#### [TASK DIRECTIONS]
From the data, copy out every line in which the word "service" appears.

#### [WORKING DATA]
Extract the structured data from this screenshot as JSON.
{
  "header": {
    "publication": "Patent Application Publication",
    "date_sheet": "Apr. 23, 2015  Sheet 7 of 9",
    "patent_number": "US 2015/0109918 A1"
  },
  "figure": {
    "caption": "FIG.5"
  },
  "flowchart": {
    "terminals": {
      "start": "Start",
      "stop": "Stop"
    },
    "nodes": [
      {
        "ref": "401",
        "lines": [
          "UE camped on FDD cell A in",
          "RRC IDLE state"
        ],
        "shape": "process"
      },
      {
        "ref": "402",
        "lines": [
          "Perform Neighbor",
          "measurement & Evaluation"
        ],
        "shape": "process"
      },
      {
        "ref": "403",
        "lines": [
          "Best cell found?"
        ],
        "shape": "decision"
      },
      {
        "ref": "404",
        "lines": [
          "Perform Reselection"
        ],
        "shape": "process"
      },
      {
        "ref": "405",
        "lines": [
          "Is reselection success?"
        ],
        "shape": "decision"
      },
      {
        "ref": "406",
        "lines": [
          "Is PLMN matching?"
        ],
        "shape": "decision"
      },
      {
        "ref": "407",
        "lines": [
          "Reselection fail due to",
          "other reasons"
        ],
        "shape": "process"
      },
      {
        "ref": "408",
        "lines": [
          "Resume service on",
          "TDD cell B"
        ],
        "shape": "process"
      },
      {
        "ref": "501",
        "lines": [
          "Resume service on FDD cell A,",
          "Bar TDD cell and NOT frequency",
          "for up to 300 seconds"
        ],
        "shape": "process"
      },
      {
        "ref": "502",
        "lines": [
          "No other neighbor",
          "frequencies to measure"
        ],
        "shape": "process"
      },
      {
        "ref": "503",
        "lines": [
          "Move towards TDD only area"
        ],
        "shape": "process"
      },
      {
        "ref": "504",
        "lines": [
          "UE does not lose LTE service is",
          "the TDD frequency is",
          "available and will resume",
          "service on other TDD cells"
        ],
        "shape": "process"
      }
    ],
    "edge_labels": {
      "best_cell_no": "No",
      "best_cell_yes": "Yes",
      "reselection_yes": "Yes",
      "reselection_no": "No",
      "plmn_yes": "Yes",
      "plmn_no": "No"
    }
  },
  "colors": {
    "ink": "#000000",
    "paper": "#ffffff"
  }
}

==

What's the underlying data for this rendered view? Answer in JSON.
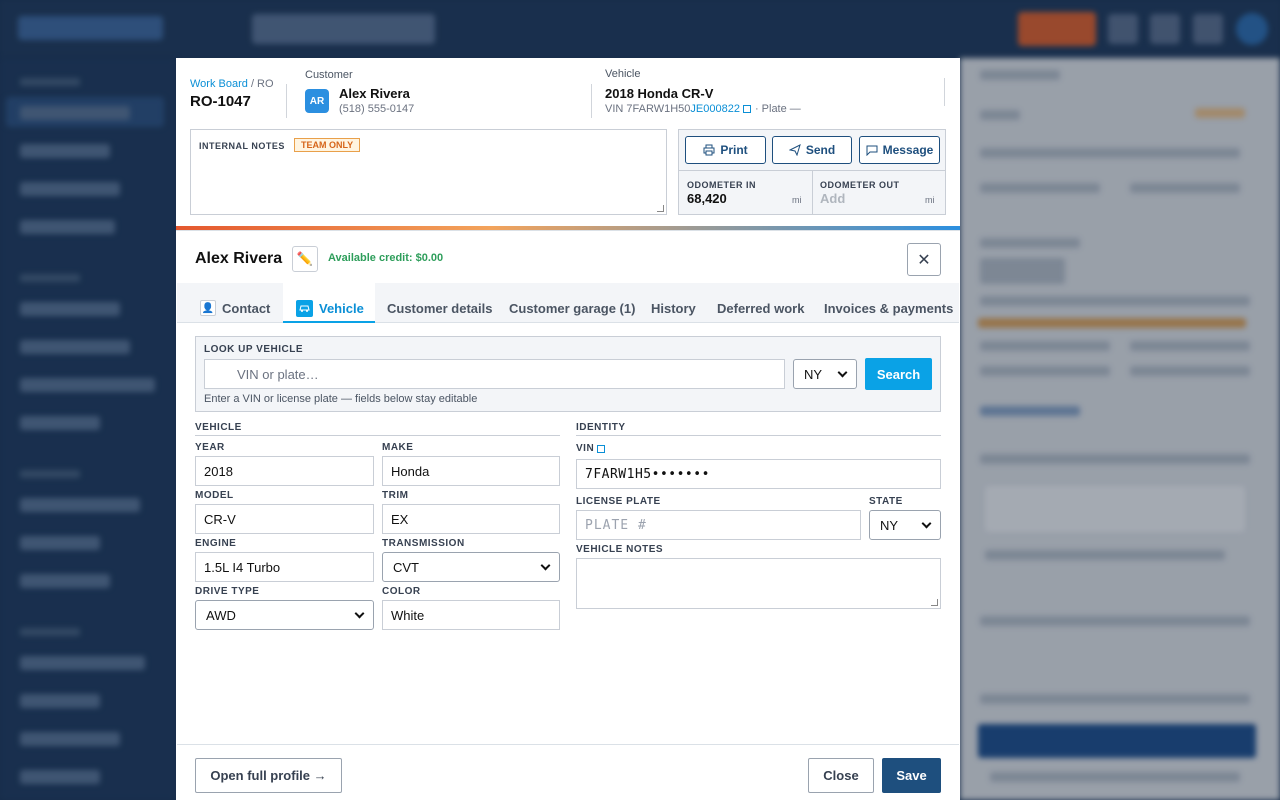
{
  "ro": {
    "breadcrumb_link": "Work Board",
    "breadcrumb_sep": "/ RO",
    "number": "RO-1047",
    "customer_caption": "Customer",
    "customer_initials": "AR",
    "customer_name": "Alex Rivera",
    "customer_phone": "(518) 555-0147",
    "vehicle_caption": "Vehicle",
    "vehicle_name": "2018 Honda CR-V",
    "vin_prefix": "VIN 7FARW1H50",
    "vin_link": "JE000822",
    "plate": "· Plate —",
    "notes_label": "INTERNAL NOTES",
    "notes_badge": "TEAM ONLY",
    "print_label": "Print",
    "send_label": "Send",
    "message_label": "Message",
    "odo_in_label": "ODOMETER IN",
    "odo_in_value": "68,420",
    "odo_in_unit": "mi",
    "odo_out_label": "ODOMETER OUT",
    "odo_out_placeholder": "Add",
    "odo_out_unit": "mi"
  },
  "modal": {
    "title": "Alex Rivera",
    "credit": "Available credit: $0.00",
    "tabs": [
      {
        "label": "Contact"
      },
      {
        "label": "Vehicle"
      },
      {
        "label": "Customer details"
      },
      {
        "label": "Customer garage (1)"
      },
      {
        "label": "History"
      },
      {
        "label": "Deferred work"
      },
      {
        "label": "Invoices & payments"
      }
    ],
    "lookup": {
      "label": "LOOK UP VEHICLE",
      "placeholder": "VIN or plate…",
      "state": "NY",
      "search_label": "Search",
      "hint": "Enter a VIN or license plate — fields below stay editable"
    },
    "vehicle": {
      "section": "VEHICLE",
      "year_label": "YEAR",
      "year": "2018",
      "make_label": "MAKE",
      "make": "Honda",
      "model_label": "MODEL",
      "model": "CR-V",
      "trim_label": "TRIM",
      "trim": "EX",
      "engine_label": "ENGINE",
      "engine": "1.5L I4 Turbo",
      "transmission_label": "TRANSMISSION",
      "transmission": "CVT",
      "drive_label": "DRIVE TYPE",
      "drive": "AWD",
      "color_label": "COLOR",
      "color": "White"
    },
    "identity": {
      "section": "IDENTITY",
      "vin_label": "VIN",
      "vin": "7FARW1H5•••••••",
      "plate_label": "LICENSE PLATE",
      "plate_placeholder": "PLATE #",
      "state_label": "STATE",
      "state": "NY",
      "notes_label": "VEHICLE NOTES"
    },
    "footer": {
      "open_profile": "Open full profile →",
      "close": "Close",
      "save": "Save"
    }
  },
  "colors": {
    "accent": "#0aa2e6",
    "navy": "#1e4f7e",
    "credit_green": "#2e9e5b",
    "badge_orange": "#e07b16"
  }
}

#### [ANSWER SECTION]
          "Resume service on",
          "Resume service on FDD cell A,",
          "UE does not lose LTE service is",
          "service on other TDD cells"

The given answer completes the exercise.